But analysts split on forecasts for BSP monetary policy move
The fastest inflation rate in more than two years, hit at 2.7 percent in January this year, has affirmed the official government forecast and a consensus view by analysts for 2017 that inflation will be higher this year than in 2016.
At the same time, it also split analyst views on whether the central bank would tighten its monetary policy this year.
The Bangko Sentral ng Pilipinas (BSP) itself expects inflation to average 3.3 percent in 2017 before the rate moderates to 3 percent in 2018.
BSP Deputy Governor Diwa Guinigundo said the central bank already factored in higher oil prices and the impact of the government’s tax reform on its inflation forecast for this year and 2018.
For its part, the National Economic and Development Authority said despite upside risks and pressures, the government expects inflation to be stable and remain consistent with the official target range.
Standard Chartered Bank economist Chidu Narayanan sees the January inflation print in line with the bank’s view that inflation will not be a major concern for the BSP this year, and that the central bank will keep policy rates on hold through 2017.
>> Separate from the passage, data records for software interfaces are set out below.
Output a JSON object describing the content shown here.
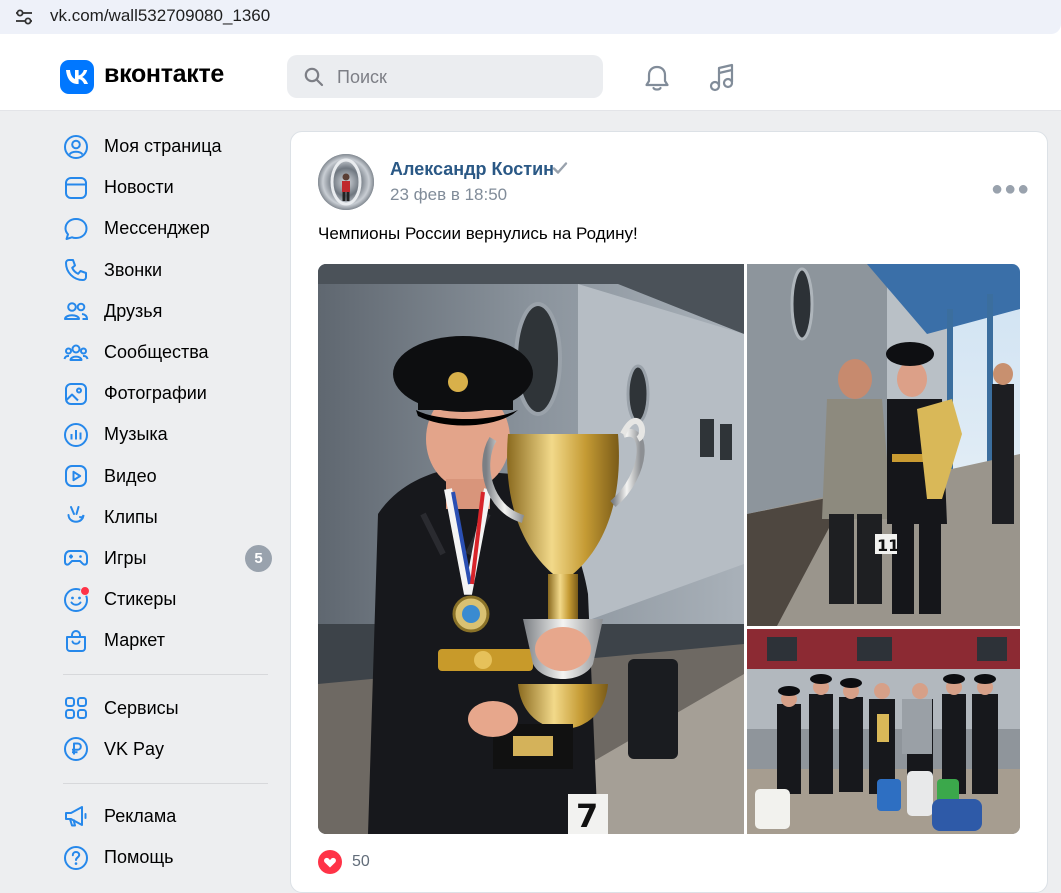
{
  "browser": {
    "url": "vk.com/wall532709080_1360"
  },
  "header": {
    "logo_text": "вконтакте",
    "search_placeholder": "Поиск"
  },
  "sidebar": {
    "items": [
      {
        "label": "Моя страница",
        "icon": "profile-icon"
      },
      {
        "label": "Новости",
        "icon": "news-icon"
      },
      {
        "label": "Мессенджер",
        "icon": "messenger-icon"
      },
      {
        "label": "Звонки",
        "icon": "phone-icon"
      },
      {
        "label": "Друзья",
        "icon": "friends-icon"
      },
      {
        "label": "Сообщества",
        "icon": "communities-icon"
      },
      {
        "label": "Фотографии",
        "icon": "photos-icon"
      },
      {
        "label": "Музыка",
        "icon": "music-icon"
      },
      {
        "label": "Видео",
        "icon": "video-icon"
      },
      {
        "label": "Клипы",
        "icon": "clips-icon"
      },
      {
        "label": "Игры",
        "icon": "games-icon",
        "badge": "5"
      },
      {
        "label": "Стикеры",
        "icon": "stickers-icon"
      },
      {
        "label": "Маркет",
        "icon": "market-icon"
      }
    ],
    "items2": [
      {
        "label": "Сервисы",
        "icon": "services-icon"
      },
      {
        "label": "VK Pay",
        "icon": "vkpay-icon"
      }
    ],
    "items3": [
      {
        "label": "Реклама",
        "icon": "ads-icon"
      },
      {
        "label": "Помощь",
        "icon": "help-icon"
      }
    ]
  },
  "post": {
    "author": "Александр Костин",
    "date": "23 фев в 18:50",
    "text": "Чемпионы России вернулись на Родину!",
    "likes": "50"
  },
  "colors": {
    "accent": "#0077ff",
    "link": "#2a5885",
    "like": "#ff3347",
    "background": "#edeef0"
  }
}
“We expect inflation to be higher this year due to the combination of low-base effect, higher commodity prices and also some domestic inflationary pressures. However, we do not think the increase will be significant enough to cause the BSP to hike rates this year,” he said.
Seeing the January inflation data from a different perspective, however, ANZ Research economist Eugenia Victorino believes demand-pull price pressures are likely to drive inflation higher by the first half of 2017, which would prompt the BSP to hike its interest rate by the third quarter of the year.
“Demand-pull price pressures will add on to cost-push forces. Considering the current trajectory of commodity prices, we expect the effect of low base comparisons to peak in the first half. Yet, strong domestic demand will likely persist,” she said.
She noted that rising incomes have been keeping growth in household consumption well above its long-term average of 4.8 percent.
Government spending will boost domestic demand further, Victorino said.
“With public spending expected to focus on infrastructure development away from its traditional concentration on the NCR [National Capital Region], the marginal effect on growth will likely be significant. Combined with strong household spending, this could push core inflation higher,” she added.
Given this, the ANZ economist said the BSP will be one of the first Asian central banks to tighten monetary policy in 2017.
“Assuming headline inflation will peak in the first half, we still expect average inflation this year to fall in the upper half of the 2 percent to 4 percent target range of the BSP. With strong domestic demand, we expect an interest rate hike in the third quarter,” she said.